Grocery giant Tesco is launching an initiative to keep popular fruit and vegetables fresher for an extra two days in an effort to cut food waste.
According to reports, changes in Tesco’s supply chain to remove a food packaging stage mean that fresh produce such as oranges, tomatoes, peppers and lemons will stay fresher for longer.
The new scheme is part of an ongoing programme at the supermarket group to cut food waste at its stores, which Tesco admitted was around 54,000 tonnes last year. A review of its supply chain identified ways of working directly with producers to ensure fresh produce arrives in stores sooner.

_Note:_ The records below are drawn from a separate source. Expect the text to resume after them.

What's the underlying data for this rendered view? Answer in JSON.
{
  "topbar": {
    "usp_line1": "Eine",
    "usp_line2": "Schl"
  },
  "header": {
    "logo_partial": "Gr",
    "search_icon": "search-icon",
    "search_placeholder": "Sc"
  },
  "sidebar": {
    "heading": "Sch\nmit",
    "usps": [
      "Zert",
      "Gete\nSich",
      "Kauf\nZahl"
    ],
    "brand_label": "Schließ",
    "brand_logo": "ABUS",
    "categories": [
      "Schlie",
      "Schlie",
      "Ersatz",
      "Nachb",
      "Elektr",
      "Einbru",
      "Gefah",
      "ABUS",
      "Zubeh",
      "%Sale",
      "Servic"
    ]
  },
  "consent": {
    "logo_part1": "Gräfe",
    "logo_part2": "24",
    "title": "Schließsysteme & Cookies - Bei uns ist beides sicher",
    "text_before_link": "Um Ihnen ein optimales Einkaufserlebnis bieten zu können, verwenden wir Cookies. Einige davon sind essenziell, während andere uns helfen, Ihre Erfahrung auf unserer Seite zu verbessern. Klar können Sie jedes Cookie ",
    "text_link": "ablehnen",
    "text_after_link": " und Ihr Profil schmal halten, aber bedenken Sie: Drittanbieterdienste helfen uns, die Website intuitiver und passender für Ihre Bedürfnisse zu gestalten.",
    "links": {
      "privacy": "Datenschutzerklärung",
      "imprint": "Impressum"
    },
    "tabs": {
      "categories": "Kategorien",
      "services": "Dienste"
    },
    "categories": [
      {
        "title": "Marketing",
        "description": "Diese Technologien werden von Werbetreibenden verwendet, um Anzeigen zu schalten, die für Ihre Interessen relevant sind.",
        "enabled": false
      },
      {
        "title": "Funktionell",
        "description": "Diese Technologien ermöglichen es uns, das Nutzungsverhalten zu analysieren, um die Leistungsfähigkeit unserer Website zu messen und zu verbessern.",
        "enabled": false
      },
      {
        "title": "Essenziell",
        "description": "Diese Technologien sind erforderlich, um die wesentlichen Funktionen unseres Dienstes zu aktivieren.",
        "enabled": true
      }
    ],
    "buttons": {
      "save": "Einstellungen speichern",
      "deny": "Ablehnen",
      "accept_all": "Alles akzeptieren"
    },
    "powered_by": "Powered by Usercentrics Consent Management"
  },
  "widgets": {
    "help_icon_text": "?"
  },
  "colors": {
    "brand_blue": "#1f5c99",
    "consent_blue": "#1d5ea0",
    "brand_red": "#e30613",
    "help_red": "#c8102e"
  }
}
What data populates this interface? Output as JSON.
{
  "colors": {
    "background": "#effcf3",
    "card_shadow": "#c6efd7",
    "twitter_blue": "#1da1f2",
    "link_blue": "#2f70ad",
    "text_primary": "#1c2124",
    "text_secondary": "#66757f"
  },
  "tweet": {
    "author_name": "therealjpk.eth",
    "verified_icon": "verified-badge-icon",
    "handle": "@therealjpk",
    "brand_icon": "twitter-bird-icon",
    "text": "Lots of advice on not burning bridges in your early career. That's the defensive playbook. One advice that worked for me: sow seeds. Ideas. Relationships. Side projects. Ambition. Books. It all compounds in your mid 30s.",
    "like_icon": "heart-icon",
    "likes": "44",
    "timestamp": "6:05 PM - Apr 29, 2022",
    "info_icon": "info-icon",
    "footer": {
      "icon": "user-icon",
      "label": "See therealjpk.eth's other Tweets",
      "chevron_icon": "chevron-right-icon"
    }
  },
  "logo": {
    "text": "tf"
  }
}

Speaking to The Guardian, Matt Sinister, commercial director of food at Tesco, said: “For millions of our customers, this move will mean having up to an extra two days in which to enjoy some of the most popular fruit and vegetables. The extra days of freshness will particularly benefit customers who are pressed for time and will mean they are less likely to throw food away.”
The cost of waste
The government’s waste advisory body WRAP estimates that seven million tonnes of food is thrown away every year by British households, which costs the average family around £700 in terms of wasted spend and costs the country around £12.5bn.
Dr Richard Swannell, director of sustainable food at WRAP, told The Guardian that even extending product life by one day could save up to 250,000 tonnes of food per year.
Campaigners have been calling on the grocery chains to give waste food to charity, after legislation was introduced on the issue in France.
Tesco is now working with Fareshare and FoodCloud to distribute waste food to people in need, while Marks & Spencer is also distributing waste food through charities, including food banks, via a scheme that uses social networking app Neighbourly.